PROBLEM DETAILS:
Where a line below holds the string "this", count it; then give the total without any other words.

[Website and app data records]
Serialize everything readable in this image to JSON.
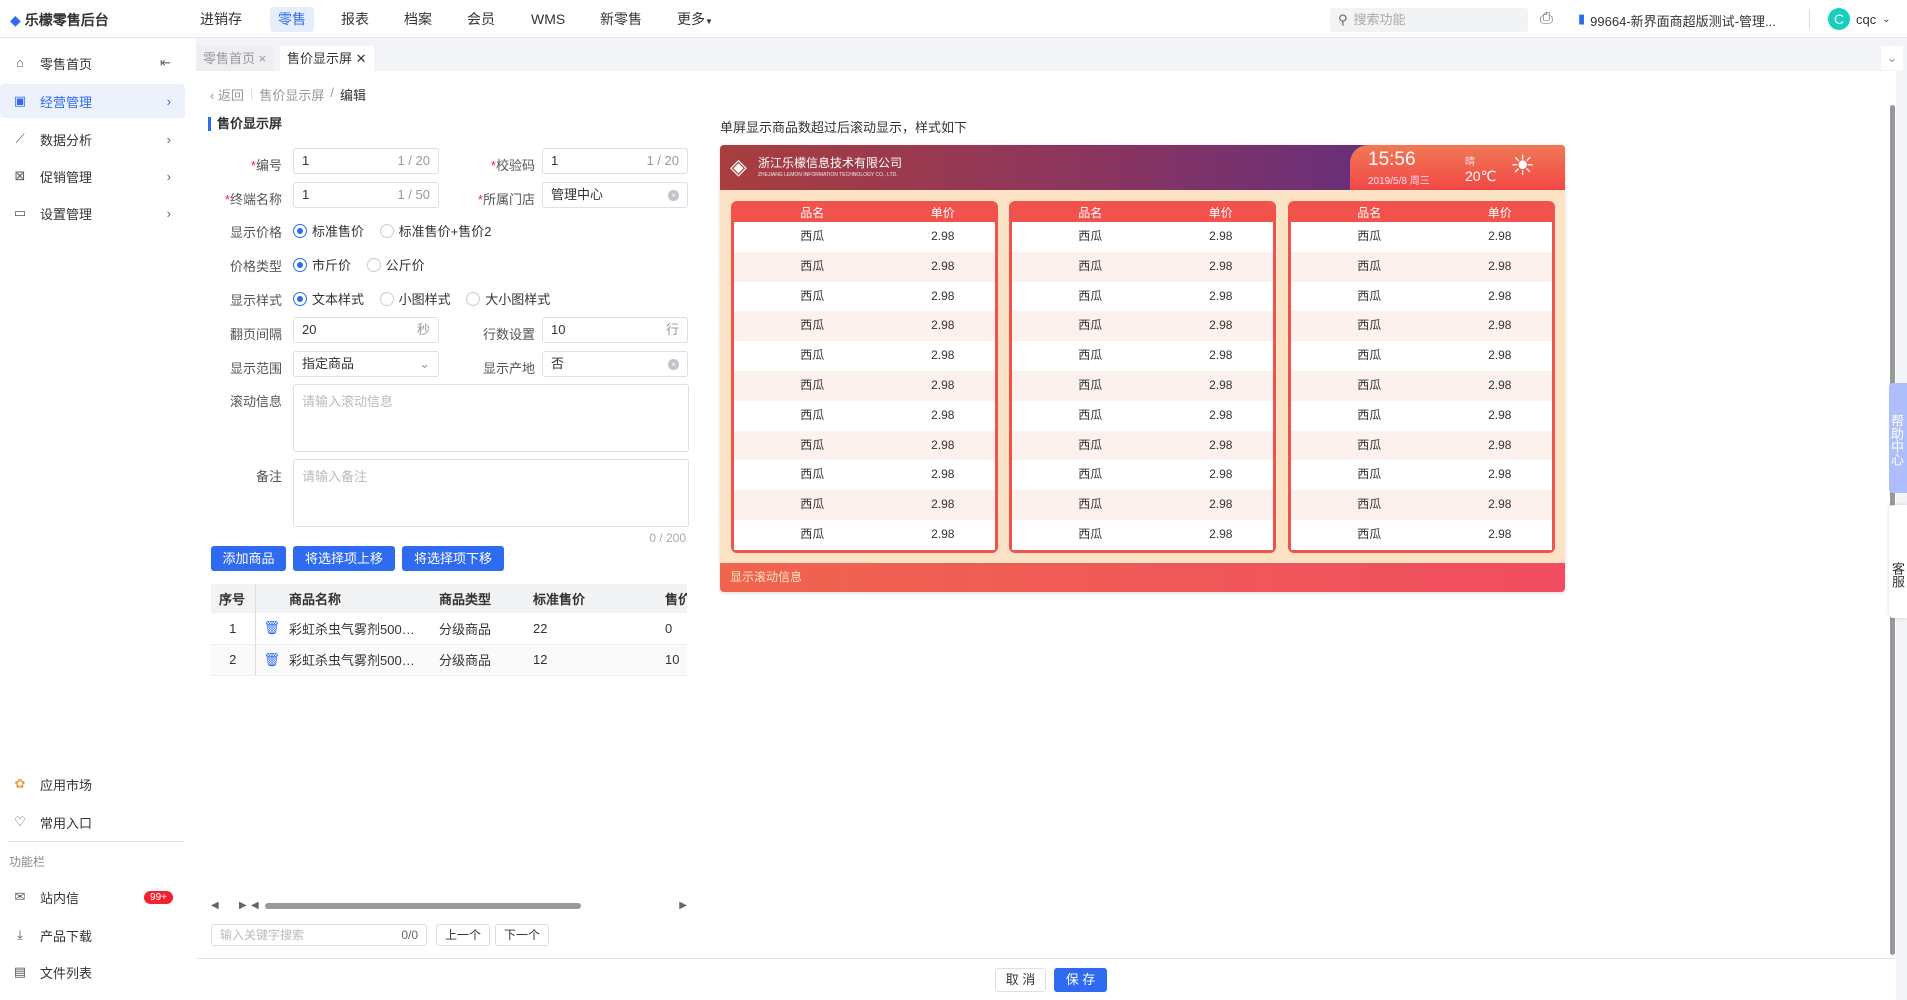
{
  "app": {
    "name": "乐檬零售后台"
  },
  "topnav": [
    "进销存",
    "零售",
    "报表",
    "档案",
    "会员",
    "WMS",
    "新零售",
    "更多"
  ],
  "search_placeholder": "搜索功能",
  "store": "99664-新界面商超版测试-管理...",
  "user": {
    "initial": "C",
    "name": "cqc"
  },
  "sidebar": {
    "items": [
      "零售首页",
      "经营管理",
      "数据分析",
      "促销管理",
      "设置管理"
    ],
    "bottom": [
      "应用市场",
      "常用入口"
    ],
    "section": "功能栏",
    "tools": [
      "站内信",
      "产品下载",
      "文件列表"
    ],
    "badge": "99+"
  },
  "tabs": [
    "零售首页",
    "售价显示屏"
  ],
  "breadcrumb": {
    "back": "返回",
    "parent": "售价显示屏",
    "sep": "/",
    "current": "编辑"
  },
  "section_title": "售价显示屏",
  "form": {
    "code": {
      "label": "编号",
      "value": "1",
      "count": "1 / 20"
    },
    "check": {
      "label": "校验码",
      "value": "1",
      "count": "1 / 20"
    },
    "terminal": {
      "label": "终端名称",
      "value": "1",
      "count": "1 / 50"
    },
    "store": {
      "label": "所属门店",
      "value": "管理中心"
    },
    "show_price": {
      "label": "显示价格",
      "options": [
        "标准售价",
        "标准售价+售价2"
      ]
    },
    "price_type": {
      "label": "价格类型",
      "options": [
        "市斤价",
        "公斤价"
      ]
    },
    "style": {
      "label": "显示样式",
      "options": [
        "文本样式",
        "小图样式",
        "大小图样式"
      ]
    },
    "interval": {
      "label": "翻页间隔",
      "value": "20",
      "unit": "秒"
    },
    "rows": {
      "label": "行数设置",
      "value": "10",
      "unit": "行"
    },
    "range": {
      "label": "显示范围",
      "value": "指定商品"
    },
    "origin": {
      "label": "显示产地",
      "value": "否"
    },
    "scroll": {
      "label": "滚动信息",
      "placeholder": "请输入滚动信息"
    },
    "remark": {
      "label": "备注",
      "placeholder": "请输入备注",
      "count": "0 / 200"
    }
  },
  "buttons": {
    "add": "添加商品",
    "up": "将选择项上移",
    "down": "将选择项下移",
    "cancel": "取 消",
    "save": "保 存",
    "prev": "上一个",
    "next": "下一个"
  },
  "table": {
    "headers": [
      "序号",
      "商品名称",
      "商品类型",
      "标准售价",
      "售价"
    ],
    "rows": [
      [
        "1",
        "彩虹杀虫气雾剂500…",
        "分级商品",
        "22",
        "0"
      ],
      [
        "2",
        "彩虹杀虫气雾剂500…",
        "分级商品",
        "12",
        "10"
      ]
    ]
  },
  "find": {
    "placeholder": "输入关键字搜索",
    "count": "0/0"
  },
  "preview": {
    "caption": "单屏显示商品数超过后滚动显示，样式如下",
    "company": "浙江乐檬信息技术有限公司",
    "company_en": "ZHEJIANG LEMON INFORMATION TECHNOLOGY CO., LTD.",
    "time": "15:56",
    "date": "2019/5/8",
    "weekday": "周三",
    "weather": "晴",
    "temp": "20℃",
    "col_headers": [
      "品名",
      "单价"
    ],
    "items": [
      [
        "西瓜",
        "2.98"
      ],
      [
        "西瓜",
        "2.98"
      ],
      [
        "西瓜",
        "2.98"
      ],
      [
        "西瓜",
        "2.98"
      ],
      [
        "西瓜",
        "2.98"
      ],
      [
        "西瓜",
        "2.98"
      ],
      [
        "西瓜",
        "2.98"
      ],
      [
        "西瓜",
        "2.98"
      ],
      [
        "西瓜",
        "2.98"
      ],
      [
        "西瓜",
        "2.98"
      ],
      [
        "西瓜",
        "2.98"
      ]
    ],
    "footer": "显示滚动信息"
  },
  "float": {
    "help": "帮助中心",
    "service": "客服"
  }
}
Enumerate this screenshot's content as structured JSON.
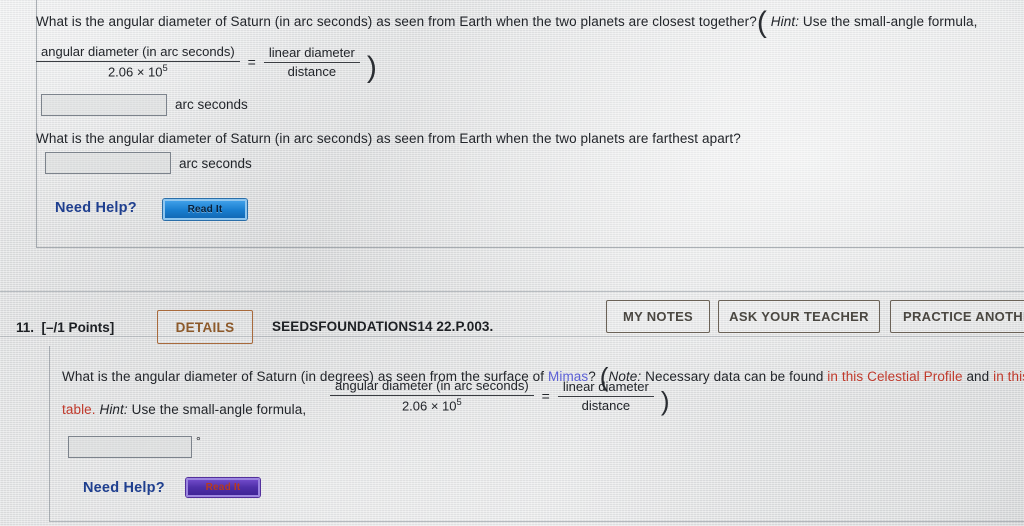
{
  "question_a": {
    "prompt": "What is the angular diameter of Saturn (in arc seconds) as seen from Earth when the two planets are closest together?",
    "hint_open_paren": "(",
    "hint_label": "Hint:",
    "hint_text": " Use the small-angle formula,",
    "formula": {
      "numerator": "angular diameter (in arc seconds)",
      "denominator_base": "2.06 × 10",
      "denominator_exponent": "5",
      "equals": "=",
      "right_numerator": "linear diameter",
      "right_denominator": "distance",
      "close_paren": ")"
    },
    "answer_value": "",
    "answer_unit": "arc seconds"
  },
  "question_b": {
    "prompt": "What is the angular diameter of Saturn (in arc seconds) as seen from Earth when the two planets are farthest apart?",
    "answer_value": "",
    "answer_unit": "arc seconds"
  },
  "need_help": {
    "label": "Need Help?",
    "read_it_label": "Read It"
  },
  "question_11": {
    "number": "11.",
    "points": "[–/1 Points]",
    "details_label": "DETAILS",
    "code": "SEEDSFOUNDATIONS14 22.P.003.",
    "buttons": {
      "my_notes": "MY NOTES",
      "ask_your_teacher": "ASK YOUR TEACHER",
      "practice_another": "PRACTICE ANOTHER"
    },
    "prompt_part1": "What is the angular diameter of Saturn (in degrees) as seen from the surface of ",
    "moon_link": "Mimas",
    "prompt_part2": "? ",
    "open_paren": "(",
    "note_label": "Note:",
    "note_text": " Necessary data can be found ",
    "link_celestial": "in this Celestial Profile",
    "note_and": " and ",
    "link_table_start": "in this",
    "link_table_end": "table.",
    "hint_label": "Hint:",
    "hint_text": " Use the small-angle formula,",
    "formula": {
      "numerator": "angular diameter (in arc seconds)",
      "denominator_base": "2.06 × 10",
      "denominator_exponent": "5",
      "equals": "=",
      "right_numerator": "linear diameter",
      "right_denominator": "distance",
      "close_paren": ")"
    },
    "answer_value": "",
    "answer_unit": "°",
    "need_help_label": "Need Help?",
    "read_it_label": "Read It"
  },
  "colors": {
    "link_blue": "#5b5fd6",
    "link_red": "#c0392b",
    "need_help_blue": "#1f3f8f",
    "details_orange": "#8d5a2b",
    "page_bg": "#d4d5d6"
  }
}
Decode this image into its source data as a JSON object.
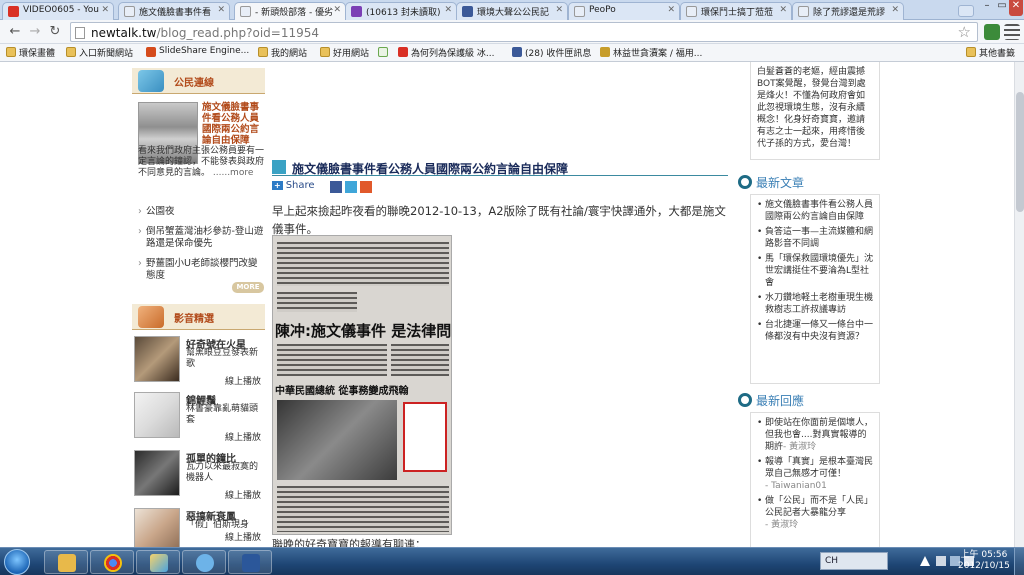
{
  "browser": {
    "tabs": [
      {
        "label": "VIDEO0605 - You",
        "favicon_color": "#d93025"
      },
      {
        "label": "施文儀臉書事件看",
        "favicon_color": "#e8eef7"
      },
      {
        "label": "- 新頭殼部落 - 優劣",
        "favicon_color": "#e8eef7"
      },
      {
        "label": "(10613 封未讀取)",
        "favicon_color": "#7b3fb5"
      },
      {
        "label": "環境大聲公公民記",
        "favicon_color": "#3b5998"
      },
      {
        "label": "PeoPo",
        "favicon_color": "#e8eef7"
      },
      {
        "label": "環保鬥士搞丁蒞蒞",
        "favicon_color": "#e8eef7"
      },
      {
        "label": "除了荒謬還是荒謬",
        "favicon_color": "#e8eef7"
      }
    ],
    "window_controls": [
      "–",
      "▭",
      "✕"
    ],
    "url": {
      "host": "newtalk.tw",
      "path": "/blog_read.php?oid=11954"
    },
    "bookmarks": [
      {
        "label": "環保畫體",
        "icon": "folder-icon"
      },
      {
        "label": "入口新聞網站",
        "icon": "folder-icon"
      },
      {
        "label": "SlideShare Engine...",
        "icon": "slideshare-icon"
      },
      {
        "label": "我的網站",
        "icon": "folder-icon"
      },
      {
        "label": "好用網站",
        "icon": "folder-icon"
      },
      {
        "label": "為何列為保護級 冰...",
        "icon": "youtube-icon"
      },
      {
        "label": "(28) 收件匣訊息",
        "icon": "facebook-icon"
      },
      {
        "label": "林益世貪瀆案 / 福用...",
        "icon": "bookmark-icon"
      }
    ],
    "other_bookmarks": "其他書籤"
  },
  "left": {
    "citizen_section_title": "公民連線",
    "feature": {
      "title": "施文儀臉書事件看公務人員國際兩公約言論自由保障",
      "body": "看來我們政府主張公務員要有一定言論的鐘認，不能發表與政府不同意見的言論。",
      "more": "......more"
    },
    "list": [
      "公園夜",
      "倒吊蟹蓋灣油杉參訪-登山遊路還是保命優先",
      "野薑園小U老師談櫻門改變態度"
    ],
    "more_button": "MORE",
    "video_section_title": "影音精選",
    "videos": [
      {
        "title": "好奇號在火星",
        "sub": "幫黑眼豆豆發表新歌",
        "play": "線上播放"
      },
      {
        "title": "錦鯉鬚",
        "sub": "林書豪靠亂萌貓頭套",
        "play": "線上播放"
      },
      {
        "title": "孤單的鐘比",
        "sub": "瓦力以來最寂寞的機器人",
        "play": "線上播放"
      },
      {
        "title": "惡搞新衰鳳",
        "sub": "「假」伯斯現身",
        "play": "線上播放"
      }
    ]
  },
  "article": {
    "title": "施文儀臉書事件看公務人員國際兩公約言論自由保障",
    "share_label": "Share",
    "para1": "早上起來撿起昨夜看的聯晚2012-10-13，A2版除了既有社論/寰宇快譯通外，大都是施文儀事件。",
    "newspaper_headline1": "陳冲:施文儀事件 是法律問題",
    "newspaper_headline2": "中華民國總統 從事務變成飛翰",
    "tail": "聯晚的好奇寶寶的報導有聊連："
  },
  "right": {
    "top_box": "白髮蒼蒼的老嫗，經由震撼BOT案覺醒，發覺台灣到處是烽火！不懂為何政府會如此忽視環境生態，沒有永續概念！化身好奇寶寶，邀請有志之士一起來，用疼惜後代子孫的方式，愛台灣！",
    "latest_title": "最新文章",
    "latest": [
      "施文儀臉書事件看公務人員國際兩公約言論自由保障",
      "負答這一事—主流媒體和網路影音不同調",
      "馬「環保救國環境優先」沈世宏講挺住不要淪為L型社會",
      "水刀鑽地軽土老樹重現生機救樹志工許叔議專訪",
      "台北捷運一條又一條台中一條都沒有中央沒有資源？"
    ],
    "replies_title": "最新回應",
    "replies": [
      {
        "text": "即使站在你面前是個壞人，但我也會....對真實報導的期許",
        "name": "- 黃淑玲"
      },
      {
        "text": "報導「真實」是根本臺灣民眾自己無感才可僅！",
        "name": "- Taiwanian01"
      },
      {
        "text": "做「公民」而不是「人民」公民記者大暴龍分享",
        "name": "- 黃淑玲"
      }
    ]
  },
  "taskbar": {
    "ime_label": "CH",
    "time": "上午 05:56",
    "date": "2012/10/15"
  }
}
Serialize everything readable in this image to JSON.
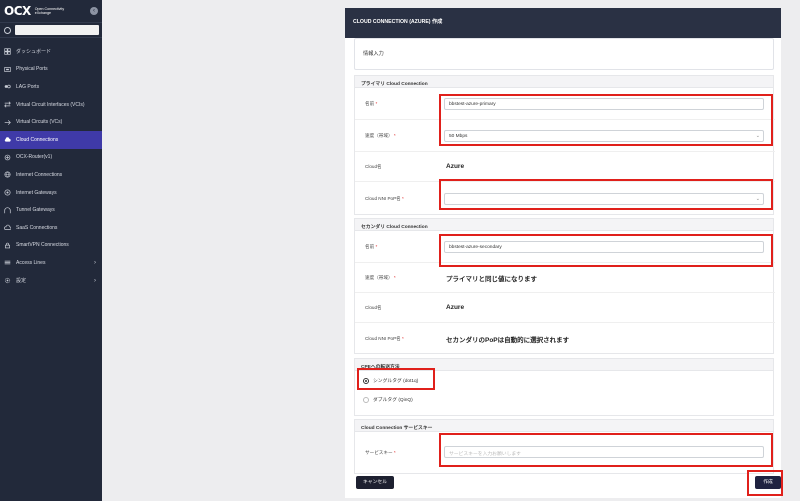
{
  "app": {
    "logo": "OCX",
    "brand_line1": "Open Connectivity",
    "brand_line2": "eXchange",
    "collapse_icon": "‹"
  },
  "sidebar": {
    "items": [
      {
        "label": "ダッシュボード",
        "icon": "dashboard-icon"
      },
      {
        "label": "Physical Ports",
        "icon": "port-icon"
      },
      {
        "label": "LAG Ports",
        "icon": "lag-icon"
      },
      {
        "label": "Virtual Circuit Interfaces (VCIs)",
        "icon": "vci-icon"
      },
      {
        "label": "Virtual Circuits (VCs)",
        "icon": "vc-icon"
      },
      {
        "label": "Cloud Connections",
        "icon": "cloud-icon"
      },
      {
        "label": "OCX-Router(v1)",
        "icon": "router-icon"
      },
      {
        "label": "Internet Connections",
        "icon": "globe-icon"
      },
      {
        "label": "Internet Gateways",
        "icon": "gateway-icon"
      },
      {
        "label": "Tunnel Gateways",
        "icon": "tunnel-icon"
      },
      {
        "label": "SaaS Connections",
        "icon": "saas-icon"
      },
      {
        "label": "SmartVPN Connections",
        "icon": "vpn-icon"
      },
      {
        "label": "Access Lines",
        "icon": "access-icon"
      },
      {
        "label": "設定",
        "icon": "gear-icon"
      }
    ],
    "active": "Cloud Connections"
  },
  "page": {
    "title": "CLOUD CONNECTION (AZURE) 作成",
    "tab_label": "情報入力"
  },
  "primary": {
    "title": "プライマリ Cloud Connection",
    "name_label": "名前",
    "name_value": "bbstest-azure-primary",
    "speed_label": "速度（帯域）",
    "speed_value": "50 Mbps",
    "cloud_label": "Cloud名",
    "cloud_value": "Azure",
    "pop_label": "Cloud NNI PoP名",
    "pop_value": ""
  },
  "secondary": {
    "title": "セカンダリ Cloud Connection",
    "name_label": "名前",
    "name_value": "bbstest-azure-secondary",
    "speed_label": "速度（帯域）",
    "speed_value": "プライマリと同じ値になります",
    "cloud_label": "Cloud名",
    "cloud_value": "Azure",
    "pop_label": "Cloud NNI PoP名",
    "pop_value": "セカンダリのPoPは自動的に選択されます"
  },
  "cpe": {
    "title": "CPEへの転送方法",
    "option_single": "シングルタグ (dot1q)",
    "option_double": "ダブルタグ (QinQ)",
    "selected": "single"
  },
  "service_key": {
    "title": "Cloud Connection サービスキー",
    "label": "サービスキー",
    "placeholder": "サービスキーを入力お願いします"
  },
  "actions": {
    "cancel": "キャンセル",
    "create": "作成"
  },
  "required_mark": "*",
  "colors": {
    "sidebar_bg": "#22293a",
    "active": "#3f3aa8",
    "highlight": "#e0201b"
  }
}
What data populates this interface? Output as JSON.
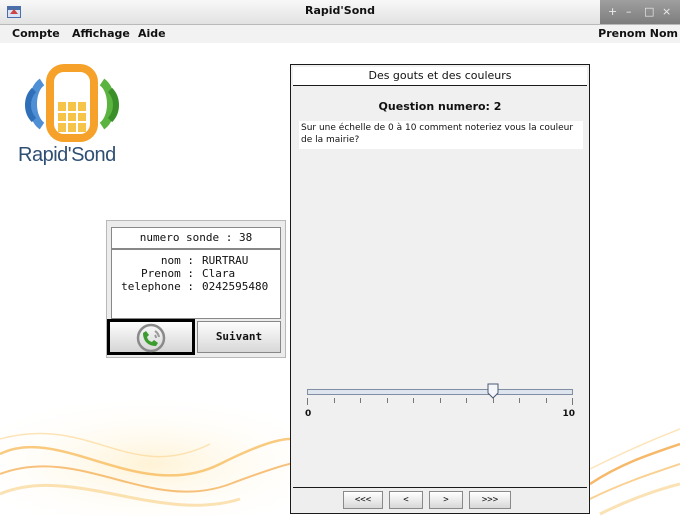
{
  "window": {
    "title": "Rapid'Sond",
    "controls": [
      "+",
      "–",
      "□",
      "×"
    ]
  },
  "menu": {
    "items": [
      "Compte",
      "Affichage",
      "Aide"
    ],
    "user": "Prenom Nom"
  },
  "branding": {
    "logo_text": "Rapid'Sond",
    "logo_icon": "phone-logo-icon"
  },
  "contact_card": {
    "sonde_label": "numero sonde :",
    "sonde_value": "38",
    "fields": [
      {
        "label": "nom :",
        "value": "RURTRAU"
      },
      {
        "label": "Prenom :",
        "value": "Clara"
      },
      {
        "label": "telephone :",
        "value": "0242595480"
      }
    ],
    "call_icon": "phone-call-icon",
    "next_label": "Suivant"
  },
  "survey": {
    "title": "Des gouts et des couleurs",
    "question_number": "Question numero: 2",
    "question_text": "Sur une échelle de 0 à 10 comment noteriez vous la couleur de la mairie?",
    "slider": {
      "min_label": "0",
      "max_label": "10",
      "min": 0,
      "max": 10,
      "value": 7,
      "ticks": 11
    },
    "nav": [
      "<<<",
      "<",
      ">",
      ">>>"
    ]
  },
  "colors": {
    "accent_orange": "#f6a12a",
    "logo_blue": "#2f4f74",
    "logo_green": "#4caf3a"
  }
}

WRITTEN ANSWER:
7